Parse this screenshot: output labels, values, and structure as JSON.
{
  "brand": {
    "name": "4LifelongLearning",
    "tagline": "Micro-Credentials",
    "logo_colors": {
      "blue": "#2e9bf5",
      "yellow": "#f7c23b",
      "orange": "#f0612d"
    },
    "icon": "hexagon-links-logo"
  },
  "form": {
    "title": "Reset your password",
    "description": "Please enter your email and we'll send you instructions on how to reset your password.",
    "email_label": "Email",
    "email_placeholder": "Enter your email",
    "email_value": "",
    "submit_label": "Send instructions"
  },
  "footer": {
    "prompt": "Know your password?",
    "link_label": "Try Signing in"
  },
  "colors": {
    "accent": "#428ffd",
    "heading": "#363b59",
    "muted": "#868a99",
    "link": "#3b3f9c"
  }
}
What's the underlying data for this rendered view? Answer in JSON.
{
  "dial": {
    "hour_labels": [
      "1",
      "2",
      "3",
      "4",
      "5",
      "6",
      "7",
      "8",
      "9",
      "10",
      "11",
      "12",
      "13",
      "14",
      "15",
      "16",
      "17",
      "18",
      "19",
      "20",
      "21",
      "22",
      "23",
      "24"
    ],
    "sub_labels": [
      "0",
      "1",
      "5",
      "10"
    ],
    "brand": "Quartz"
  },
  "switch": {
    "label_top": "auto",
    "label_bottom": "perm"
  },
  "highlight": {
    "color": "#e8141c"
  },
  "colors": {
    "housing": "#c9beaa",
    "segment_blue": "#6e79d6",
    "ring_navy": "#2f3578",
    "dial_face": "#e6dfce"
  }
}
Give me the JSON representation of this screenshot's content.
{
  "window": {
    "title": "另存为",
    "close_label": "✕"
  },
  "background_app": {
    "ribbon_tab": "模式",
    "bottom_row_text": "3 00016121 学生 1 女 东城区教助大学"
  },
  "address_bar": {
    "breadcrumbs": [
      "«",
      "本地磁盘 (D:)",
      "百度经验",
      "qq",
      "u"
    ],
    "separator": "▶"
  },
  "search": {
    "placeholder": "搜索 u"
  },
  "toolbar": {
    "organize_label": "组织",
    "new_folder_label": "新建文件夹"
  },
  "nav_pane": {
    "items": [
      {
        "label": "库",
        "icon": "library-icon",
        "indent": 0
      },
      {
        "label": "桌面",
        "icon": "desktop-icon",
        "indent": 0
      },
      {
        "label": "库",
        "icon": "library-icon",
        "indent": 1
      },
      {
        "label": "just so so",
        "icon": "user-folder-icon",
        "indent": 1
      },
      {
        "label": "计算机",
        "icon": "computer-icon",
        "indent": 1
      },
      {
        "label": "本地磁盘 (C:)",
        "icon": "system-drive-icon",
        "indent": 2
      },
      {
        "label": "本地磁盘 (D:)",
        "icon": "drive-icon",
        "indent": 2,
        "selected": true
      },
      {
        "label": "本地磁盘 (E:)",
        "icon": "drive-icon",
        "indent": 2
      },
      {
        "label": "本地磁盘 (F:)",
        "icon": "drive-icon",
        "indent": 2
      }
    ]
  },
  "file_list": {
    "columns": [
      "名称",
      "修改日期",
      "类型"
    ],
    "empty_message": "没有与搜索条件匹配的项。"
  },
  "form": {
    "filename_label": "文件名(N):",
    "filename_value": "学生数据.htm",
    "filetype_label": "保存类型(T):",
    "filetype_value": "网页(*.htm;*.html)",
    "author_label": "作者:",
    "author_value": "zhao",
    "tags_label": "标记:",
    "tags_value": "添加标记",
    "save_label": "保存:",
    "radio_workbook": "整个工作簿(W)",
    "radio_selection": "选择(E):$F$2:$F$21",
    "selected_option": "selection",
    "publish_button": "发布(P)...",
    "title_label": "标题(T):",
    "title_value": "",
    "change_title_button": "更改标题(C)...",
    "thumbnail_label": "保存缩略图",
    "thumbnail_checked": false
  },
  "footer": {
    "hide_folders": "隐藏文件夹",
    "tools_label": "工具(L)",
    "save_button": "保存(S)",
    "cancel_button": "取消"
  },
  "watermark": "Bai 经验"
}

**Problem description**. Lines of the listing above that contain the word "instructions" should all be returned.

**Finished exercise**.
    "description": "Please enter your email and we'll send you instructions on how to reset your password.",
    "submit_label": "Send instructions"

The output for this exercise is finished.